To help moms like Fuller, physicians are recommending long-lasting, germ-killing products, such as Hibiclens.
Doug Smith, M.D., an emergency department (ED) physician in Miami, Fla., knows what it's like to see a bad flu season take its toll. "I tell all of my patients to be sure to wash their hands - they just can't do it enough. And for those who might be at high-risk or need longer protection than just a few minutes, I recommend using washes with 4 percent CHG since it kills germs for hours. That's what we have been using in our facility for years and we continue to use it to protect us," said Smith.
Molnlycke Health Care provides the following tips for staying healthy this swine flu season.
About Molnlycke Health Care US, LLC
Molnlycke Health Care US, LLC, consists of two divisions - Surgical and Wound Care. Focusing on prevention of surgically-related infections for both patients and healthcare workers, the Surgical Division (formerly Regent Medical Americas, LLC) encompasses the world's leading manufacturer and supplier of powder-free surgical gloves (Biogel(R) surgical gloves); the number one supplier (by value) of skin cleanser (Hibiclens(R) and Hibistat(R) antiseptics); and BARRIER(R) protective clothing. A leader in trauma and pain management, the Wound Care Division's market dynamics are driven by an aging population, higher incidence of pressure ulcers and increased home treatment.
i) Steenhuysen J, Fox M. (2009, July 17). www.reuters.com. "CDC fears more swine flu cases in fall." Retrieved August 3, 2009, from http://www.reuters.com/article/healthNews/idUSTRE56G5DD20090717
ii) Stobbe, M. (2009, July 26). www.usatoday.com. "Swine flu could hit up to 40% in U.S. this year and next without vaccine." Retrieved August 3, 2009, from http://www.usatoday.com/news/health/2009-07-26-swineflu27_N.htm
iii) Erin M. Sorrell, Hongquan Wan, Yonas Araya, Haichen Song, and Daniel R. Perez, "Minimal molecular constraints for respiratory droplet transmission of an avian-human H9N2 influenza A virus." http://www.pnas.org/content/106/18/7565. Last accessed July 10, 2009.

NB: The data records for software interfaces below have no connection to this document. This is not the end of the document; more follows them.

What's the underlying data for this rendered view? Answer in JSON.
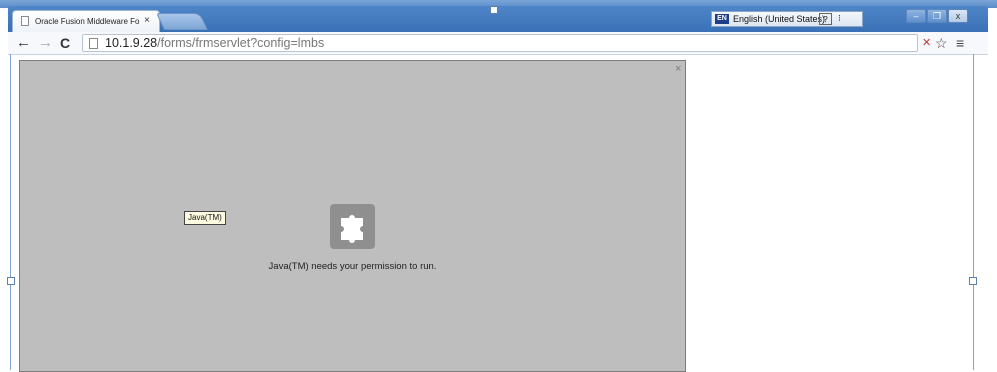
{
  "browser": {
    "tab": {
      "title": "Oracle Fusion Middleware Fo",
      "close_glyph": "×"
    },
    "address": {
      "host": "10.1.9.28",
      "path": "/forms/frmservlet?config=lmbs"
    },
    "nav": {
      "back_glyph": "←",
      "forward_glyph": "→",
      "reload_glyph": "C"
    },
    "toolbar_icons": {
      "bookmark_glyph": "☆",
      "menu_glyph": "≡",
      "blocked_glyph": "✕"
    }
  },
  "language_bar": {
    "badge": "EN",
    "label": "English (United States)",
    "help_glyph": "?",
    "menu_glyph": "⁝"
  },
  "window_controls": {
    "minimize": "–",
    "restore": "❐",
    "close": "x"
  },
  "plugin": {
    "tooltip": "Java(TM)",
    "message": "Java(TM) needs your permission to run.",
    "close_glyph": "×"
  },
  "colors": {
    "chrome_blue": "#3a70b5",
    "plugin_bg": "#bebebe",
    "puzzle_bg": "#8f8f8f"
  }
}
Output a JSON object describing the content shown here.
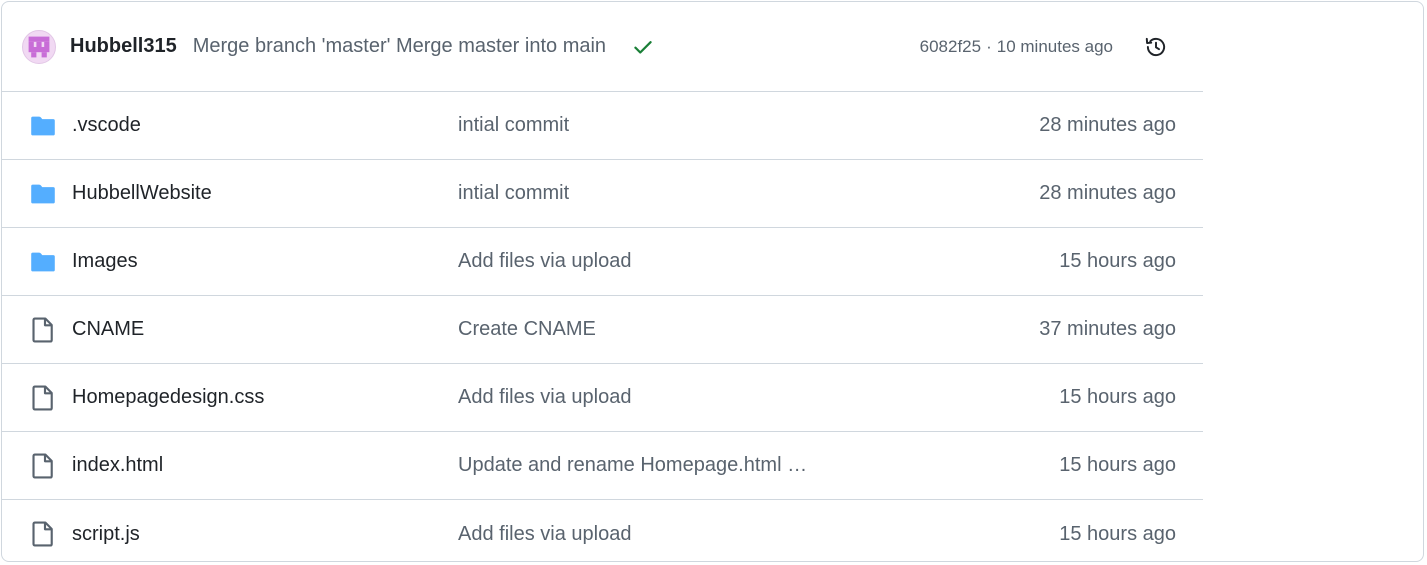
{
  "commit": {
    "author": "Hubbell315",
    "message": "Merge branch 'master' Merge master into main",
    "sha": "6082f25",
    "separator": "·",
    "time": "10 minutes ago",
    "status_icon": "check-icon",
    "history_icon": "history-icon"
  },
  "files": [
    {
      "type": "folder",
      "icon": "folder-icon",
      "name": ".vscode",
      "message": "intial commit",
      "age": "28 minutes ago"
    },
    {
      "type": "folder",
      "icon": "folder-icon",
      "name": "HubbellWebsite",
      "message": "intial commit",
      "age": "28 minutes ago"
    },
    {
      "type": "folder",
      "icon": "folder-icon",
      "name": "Images",
      "message": "Add files via upload",
      "age": "15 hours ago"
    },
    {
      "type": "file",
      "icon": "file-icon",
      "name": "CNAME",
      "message": "Create CNAME",
      "age": "37 minutes ago"
    },
    {
      "type": "file",
      "icon": "file-icon",
      "name": "Homepagedesign.css",
      "message": "Add files via upload",
      "age": "15 hours ago"
    },
    {
      "type": "file",
      "icon": "file-icon",
      "name": "index.html",
      "message": "Update and rename Homepage.html …",
      "age": "15 hours ago"
    },
    {
      "type": "file",
      "icon": "file-icon",
      "name": "script.js",
      "message": "Add files via upload",
      "age": "15 hours ago"
    }
  ],
  "colors": {
    "folder": "#54aeff",
    "check": "#1a7f37",
    "border": "#d0d7de",
    "muted": "#59636e",
    "avatar": "#c86dd7"
  }
}
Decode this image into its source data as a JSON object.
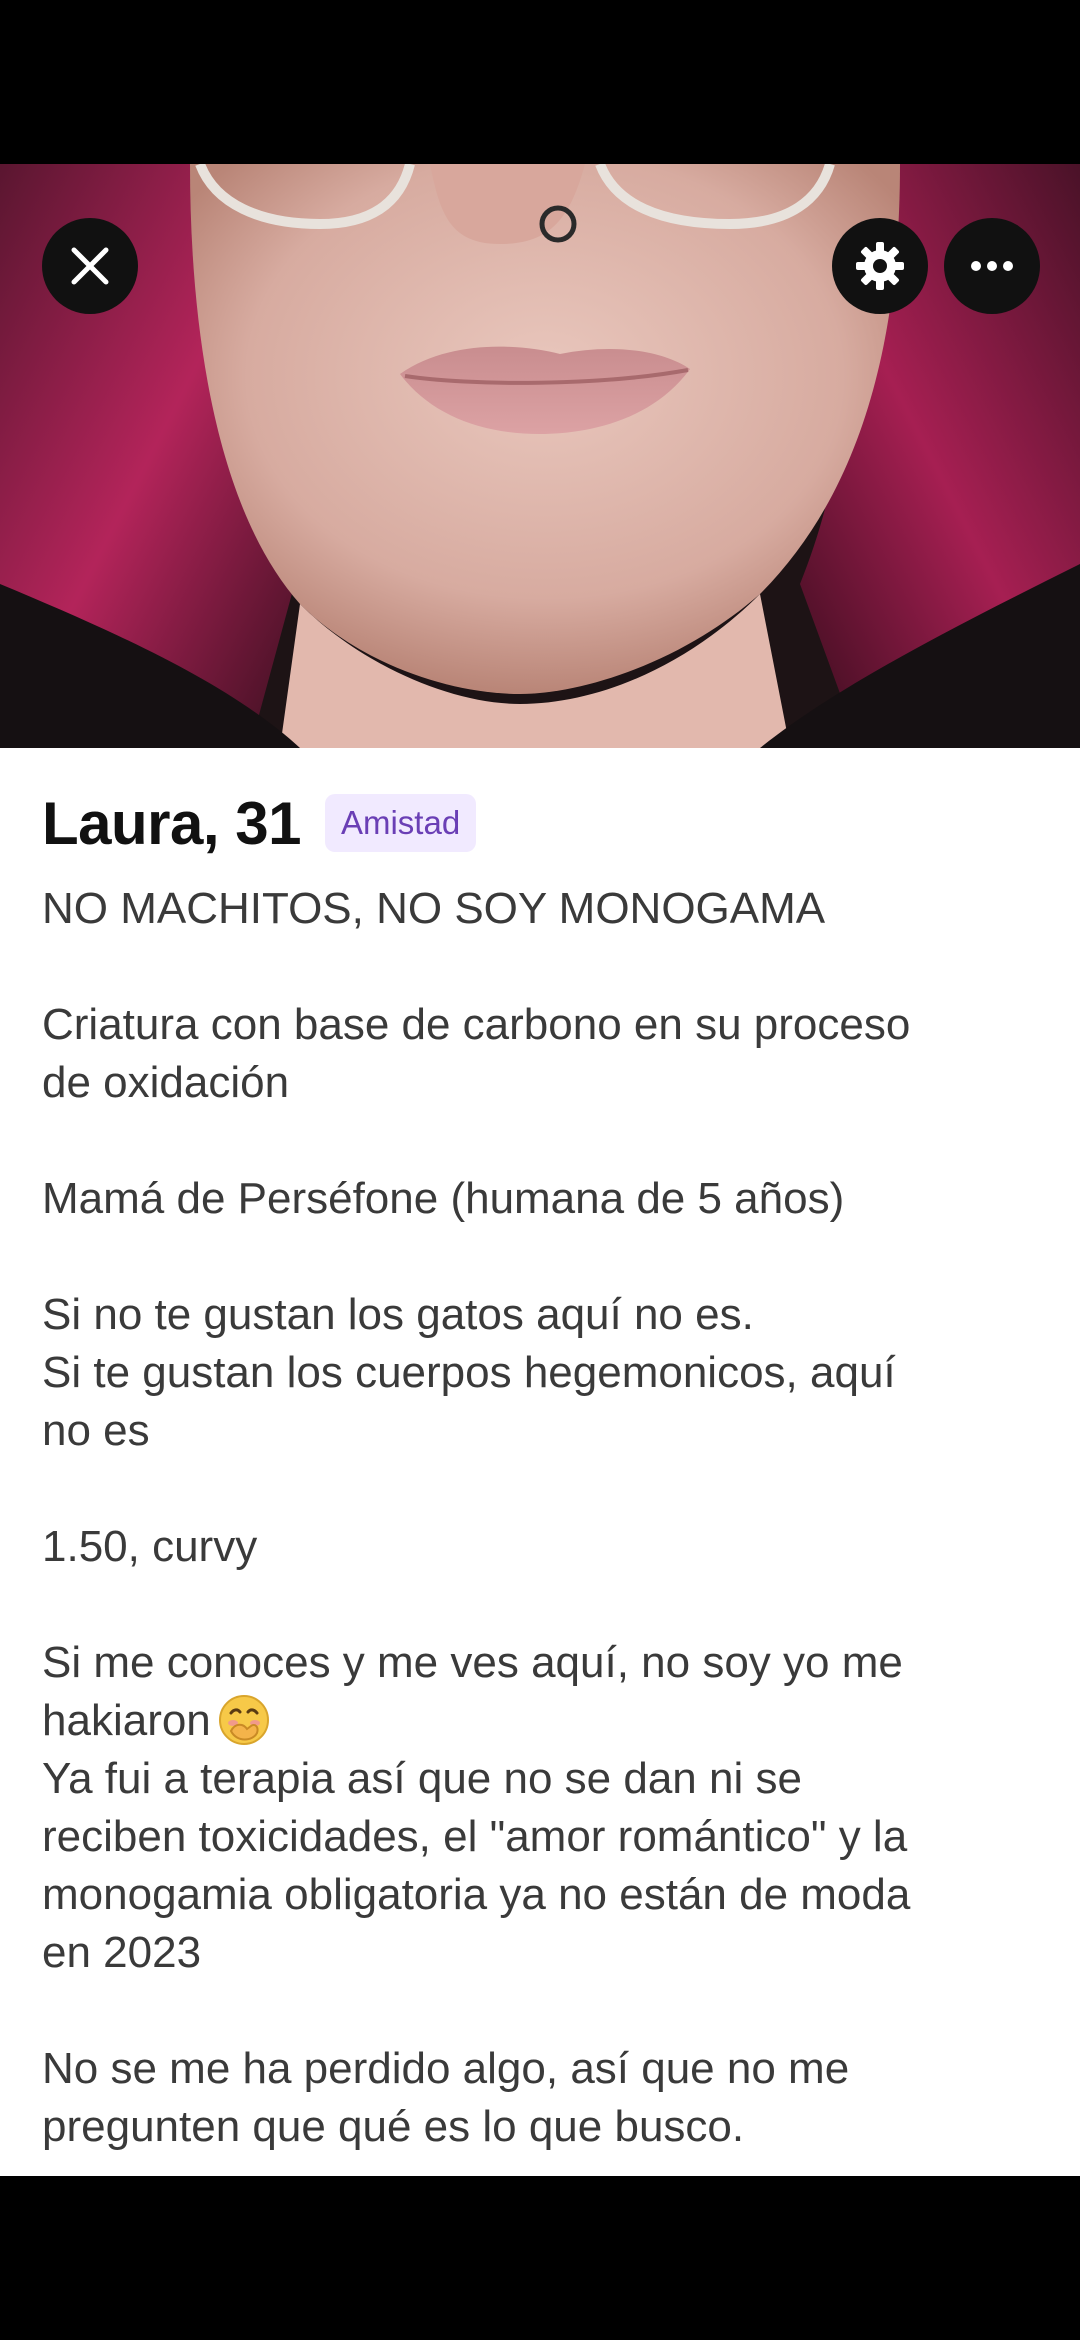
{
  "profile": {
    "name_age": "Laura, 31",
    "badge": "Amistad"
  },
  "bio": {
    "line1": "NO MACHITOS, NO SOY MONOGAMA",
    "line2": "Criatura con base de carbono en su proceso",
    "line3": "de oxidación",
    "line4": "Mamá de Perséfone (humana de 5 años)",
    "line5": "Si no te gustan los gatos aquí no es.",
    "line6": "Si te gustan los cuerpos hegemonicos, aquí",
    "line7": "no es",
    "line8": "1.50, curvy",
    "line9": "Si me conoces y me ves aquí, no soy yo me",
    "line10": "hakiaron",
    "line11": "Ya fui a terapia así que no se dan ni se",
    "line12": "reciben toxicidades, el \"amor romántico\" y la",
    "line13": "monogamia obligatoria ya no están de moda",
    "line14": "en 2023",
    "line15": "No se me ha perdido algo, así que no me",
    "line16": "pregunten que qué es lo que busco."
  },
  "icons": {
    "close": "close-icon",
    "settings": "gear-icon",
    "more": "more-icon",
    "emoji": "hand-over-mouth-emoji"
  },
  "colors": {
    "badge_bg": "#f1eaff",
    "badge_text": "#6a3fb5",
    "hair": "#a5224f"
  }
}
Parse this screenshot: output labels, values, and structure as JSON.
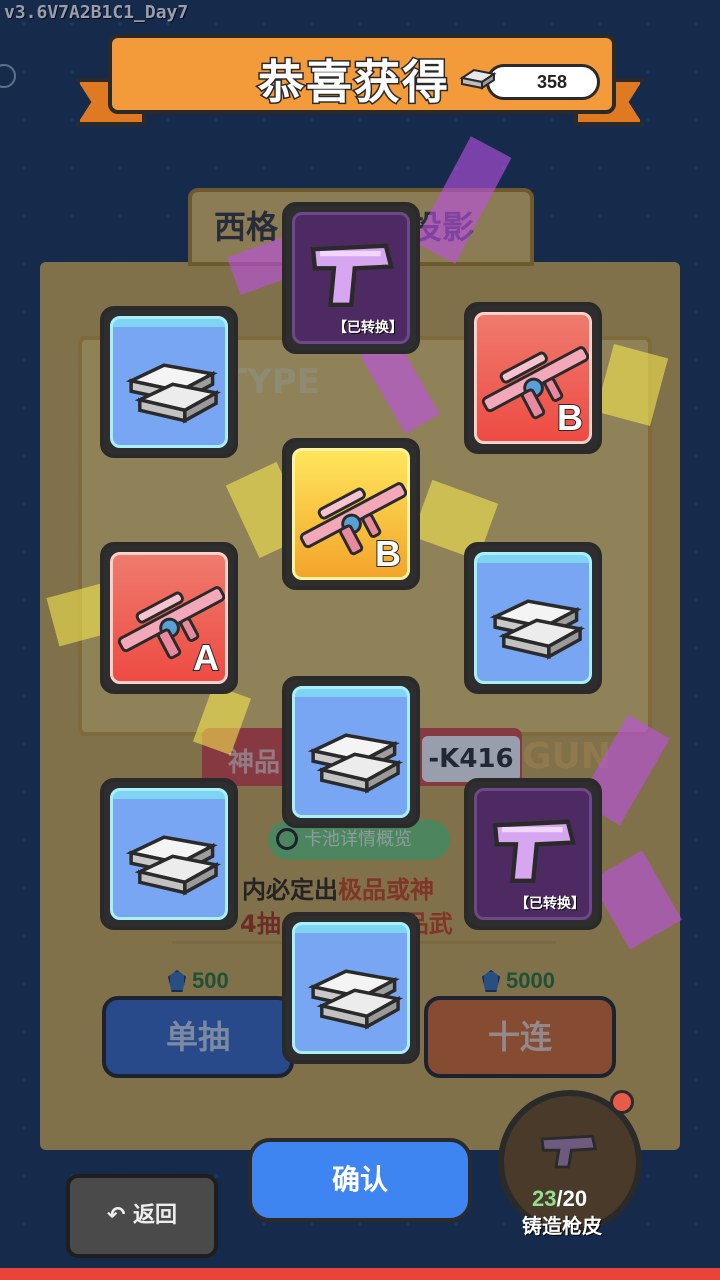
{
  "version": "v3.6V7A2B1C1_Day7",
  "banner": {
    "title": "恭喜获得",
    "currency_value": "358",
    "currency_icon": "silver-bar-icon"
  },
  "pool": {
    "title": "西格",
    "title_tail": "投影",
    "type_watermark": "TYPE",
    "gun_watermark": "GUN",
    "quality_label": "神品",
    "quality_name": "-K416",
    "detail_label": "卡池详情概览",
    "rule_line1": "内必定出",
    "rule_line1_hl": "极品或神",
    "rule_line2": "4抽",
    "rule_line2_hl": "品武"
  },
  "draw": {
    "single_label": "单抽",
    "single_cost": "500",
    "ten_label": "十连",
    "ten_cost": "5000",
    "gem_icon": "gem-icon"
  },
  "cards": [
    {
      "kind": "silver",
      "rarity": "blue",
      "icon": "silver-bar-icon"
    },
    {
      "kind": "pistol",
      "rarity": "purple",
      "icon": "pistol-icon",
      "note": "【已转换】"
    },
    {
      "kind": "sniper-rifle",
      "rarity": "red",
      "icon": "sniper-rifle-icon",
      "grade": "B"
    },
    {
      "kind": "sniper-rifle",
      "rarity": "gold",
      "icon": "sniper-rifle-icon",
      "grade": "B"
    },
    {
      "kind": "sniper-rifle",
      "rarity": "red",
      "icon": "sniper-rifle-icon",
      "grade": "A"
    },
    {
      "kind": "silver",
      "rarity": "blue",
      "icon": "silver-bar-icon"
    },
    {
      "kind": "silver",
      "rarity": "blue",
      "icon": "silver-bar-icon"
    },
    {
      "kind": "silver",
      "rarity": "blue",
      "icon": "silver-bar-icon"
    },
    {
      "kind": "pistol",
      "rarity": "purple",
      "icon": "pistol-icon",
      "note": "【已转换】"
    },
    {
      "kind": "silver",
      "rarity": "blue",
      "icon": "silver-bar-icon"
    }
  ],
  "confirm_label": "确认",
  "back_label": "返回",
  "back_icon": "undo-arrow-icon",
  "forge": {
    "current": "23",
    "total": "/20",
    "label": "铸造枪皮"
  }
}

iv) Regent Medical Study #030917-150.
v) Independent lab test time-kill for Swine Flu virus (H1N1 Virus strain A/Swine/Iowa/15/30).
vi) Dooren, JC. (2009, July 29). www.wsj.com. "CDC Says Pregnant Women With Flu Symptoms Should Receive Anti-Viral Drugs." Retrieved August 4, 2009, from http://online.wsj.com/article/SB124885469827889531.html.
vii) "Novel H1N1 Flu Situation Update." http://www.cdc.gov/h1n1 flu/update.htm. Last accessed July 10, 2009
-- Wash your hands frequently with soap and water or an alcohol-based sanitizer (if a sink is not available).(vii) -- Wash hands after touching anything that might not have been washed with soap or a disinfectant recently. -- Wash hands with cleansers that contain 4 percent chlorhexidine gluconate (CHG) in order to kill the virus for a long period of time. -- Keep hands away from eyes, nose and mouth. -- Cough or sneeze into your elbow rather than hand to reduce the risk of transfer. -- Avoid crowds (or at least try to keep your distance from others). -- Get plenty of sleep and exercise. -- Stay home if you are experiencing flu symptoms (fatigue, fever, nausea, etc). -- Isolate individuals that are ill or have flu like symptoms, especially in a family. -- Use the hottest water possible in your washing machine, especially for sports and school uniforms, and dry everything completely.
SOURCE Molnlycke Health Care